Amid violence and political unrest in Ukraine in past weeks, one video clip stood out on the evening news. It was taken after the violence of clashes in mid-February, and captured an Orthodox priest rushing — amid continued violence — from one fallen man to the next, anointing them as they laid dead or dying in the square.
The crisis in Ukraine is, sadly, another on the long list of ongoing conflicts around the world. At the end of his weekly audience Feb. 20, Pope Francis assured those in the Ukraine of his prayers — “for victims of the violence, for their families and for the injured.” He also called “on all sides to stop every violent action and seek agreement and peace.”
Pope Francis again implored for peace in a homily on Feb. 25, calling war “a scandal to be mourned every day.”
“When we were children in Sunday School, and we were told the story of Cain and Abel, we couldn’t accept that someone would kill their own brother,” he said. “And yet today millions kill their own brothers and we’re used to it: There are entire peoples divided, killing each other over a piece of land, a racial hatred, an ambition.”

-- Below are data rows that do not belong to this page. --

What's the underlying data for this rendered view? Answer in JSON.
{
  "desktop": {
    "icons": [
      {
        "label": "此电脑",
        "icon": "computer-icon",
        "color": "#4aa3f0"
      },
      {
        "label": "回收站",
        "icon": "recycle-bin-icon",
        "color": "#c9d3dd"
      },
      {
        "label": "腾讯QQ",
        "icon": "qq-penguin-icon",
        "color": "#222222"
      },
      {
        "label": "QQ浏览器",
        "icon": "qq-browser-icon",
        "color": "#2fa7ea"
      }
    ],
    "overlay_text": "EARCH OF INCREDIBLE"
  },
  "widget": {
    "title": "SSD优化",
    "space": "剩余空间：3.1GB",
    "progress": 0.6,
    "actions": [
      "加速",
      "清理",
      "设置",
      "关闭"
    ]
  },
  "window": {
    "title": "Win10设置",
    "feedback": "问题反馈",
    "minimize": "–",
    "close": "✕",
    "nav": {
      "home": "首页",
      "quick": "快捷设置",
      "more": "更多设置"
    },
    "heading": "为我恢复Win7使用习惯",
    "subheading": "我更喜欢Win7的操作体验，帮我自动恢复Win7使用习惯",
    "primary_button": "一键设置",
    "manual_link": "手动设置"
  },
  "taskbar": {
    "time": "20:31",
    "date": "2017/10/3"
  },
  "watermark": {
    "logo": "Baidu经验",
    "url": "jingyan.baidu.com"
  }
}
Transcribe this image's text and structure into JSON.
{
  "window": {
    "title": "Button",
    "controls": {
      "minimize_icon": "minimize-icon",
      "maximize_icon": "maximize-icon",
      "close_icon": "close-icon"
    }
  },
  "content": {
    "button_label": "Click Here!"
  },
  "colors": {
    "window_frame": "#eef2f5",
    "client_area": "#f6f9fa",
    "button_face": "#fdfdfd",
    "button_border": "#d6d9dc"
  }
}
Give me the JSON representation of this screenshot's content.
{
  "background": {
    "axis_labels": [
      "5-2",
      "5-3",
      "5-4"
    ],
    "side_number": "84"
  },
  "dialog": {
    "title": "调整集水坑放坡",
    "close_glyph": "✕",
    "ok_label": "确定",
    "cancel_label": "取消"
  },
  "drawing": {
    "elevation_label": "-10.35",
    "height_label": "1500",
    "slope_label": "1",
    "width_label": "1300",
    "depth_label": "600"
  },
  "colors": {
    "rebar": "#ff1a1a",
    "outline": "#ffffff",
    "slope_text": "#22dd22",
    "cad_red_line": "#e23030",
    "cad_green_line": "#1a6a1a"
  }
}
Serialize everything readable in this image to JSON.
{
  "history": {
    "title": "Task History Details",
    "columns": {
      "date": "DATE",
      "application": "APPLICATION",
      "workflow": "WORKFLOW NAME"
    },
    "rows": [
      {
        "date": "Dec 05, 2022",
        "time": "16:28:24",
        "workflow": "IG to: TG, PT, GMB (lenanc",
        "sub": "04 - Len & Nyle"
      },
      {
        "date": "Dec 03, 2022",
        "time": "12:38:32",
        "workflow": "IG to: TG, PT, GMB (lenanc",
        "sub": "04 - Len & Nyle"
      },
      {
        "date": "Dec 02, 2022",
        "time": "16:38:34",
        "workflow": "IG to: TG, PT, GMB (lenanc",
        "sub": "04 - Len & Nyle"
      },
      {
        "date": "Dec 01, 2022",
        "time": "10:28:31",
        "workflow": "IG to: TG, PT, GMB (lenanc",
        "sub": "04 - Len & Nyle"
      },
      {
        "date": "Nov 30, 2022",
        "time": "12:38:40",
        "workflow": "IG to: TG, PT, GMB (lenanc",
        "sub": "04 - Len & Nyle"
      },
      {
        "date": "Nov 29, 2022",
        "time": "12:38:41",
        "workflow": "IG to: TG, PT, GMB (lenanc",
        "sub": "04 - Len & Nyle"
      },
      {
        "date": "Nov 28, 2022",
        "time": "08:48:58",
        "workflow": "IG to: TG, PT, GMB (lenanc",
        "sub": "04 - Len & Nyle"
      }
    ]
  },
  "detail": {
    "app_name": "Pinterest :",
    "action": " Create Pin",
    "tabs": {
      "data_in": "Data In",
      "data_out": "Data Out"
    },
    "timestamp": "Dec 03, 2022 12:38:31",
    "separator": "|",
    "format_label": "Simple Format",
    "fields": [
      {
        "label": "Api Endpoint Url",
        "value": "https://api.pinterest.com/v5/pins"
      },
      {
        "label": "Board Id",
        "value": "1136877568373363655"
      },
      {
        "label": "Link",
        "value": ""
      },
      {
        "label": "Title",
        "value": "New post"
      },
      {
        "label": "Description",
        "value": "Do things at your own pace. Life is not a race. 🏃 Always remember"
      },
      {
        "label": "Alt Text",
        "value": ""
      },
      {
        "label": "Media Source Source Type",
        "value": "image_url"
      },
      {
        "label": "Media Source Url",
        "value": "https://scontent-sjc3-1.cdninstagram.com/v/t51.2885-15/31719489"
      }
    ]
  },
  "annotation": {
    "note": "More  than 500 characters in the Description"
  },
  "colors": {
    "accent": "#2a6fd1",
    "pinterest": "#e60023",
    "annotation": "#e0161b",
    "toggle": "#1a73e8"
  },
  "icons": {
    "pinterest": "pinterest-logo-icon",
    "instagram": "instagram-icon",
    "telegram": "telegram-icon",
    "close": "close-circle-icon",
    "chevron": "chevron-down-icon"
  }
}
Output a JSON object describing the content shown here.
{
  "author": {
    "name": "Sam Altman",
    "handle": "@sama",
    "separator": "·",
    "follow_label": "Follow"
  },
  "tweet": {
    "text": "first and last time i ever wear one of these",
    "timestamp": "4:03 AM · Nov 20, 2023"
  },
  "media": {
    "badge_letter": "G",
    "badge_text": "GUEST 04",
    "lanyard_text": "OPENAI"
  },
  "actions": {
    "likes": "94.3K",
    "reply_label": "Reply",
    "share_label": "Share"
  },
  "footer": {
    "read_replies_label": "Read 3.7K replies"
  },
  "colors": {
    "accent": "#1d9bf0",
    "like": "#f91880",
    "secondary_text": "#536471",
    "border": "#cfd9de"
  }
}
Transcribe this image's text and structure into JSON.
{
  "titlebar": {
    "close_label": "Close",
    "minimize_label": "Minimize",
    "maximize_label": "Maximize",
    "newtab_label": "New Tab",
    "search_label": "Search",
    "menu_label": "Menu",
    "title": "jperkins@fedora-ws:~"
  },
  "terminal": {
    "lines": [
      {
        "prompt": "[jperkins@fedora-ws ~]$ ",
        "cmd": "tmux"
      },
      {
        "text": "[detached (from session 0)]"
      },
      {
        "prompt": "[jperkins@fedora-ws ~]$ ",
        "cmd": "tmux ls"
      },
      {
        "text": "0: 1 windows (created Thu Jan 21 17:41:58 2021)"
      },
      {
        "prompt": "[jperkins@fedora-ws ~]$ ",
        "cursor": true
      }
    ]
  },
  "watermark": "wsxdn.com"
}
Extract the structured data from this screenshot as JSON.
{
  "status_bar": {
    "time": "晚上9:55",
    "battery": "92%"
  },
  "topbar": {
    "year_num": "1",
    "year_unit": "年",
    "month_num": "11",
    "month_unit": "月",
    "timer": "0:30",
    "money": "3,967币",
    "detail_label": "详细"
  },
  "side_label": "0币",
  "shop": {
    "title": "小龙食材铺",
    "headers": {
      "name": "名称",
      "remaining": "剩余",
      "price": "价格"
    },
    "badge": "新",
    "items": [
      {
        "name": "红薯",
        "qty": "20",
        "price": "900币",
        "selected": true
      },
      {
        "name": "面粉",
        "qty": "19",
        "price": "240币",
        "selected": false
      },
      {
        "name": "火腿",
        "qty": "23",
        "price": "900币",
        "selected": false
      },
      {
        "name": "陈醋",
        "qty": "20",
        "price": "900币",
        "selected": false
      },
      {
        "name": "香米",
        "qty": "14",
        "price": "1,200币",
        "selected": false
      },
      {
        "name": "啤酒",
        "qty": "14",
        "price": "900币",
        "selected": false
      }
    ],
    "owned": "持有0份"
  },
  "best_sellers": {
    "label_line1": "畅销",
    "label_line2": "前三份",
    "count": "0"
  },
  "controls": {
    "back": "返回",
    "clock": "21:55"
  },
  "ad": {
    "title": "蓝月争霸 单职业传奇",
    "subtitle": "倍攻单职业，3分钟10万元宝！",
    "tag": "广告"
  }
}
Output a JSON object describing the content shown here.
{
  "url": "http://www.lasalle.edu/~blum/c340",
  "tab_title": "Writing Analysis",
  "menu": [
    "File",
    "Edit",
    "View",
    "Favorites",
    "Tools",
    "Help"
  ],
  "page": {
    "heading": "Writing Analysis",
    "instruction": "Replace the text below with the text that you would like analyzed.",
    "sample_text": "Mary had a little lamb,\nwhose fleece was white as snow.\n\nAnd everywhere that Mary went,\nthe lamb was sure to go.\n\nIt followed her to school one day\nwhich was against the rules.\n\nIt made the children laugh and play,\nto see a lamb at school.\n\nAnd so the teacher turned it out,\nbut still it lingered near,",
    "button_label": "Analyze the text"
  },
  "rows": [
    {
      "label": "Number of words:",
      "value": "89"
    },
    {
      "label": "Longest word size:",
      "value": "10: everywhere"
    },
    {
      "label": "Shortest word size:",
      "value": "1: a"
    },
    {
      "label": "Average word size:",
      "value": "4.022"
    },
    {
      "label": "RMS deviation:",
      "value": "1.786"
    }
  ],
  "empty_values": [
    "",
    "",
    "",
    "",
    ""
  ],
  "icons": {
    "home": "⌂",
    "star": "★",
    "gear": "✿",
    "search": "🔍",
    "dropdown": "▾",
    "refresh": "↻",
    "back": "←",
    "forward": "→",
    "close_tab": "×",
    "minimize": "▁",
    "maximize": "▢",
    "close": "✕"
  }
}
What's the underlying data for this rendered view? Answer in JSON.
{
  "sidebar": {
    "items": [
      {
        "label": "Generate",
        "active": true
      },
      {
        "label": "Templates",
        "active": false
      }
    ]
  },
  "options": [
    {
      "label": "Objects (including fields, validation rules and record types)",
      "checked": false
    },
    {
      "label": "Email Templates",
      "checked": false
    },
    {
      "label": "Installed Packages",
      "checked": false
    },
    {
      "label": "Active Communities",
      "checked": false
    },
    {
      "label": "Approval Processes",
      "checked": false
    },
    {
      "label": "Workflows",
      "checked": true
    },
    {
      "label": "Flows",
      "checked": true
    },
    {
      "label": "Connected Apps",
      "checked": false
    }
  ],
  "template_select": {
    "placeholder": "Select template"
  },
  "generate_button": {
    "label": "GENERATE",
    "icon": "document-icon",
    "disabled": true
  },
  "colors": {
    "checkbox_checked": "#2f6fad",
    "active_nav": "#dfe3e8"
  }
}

One can only pray that the pope’s cries for peace — for Ukraine, for the Central African Republic, for Syria, for Nigeria and elsewhere — will not fall on deaf ears. And one can only pray that, at least for a while, priests will be able to focus on sacraments centered on the beginning of life rather than the end.
Such a simple action in the middle of such devastation.
Gretchen R. Crowe is editor of OSV Newsweekly.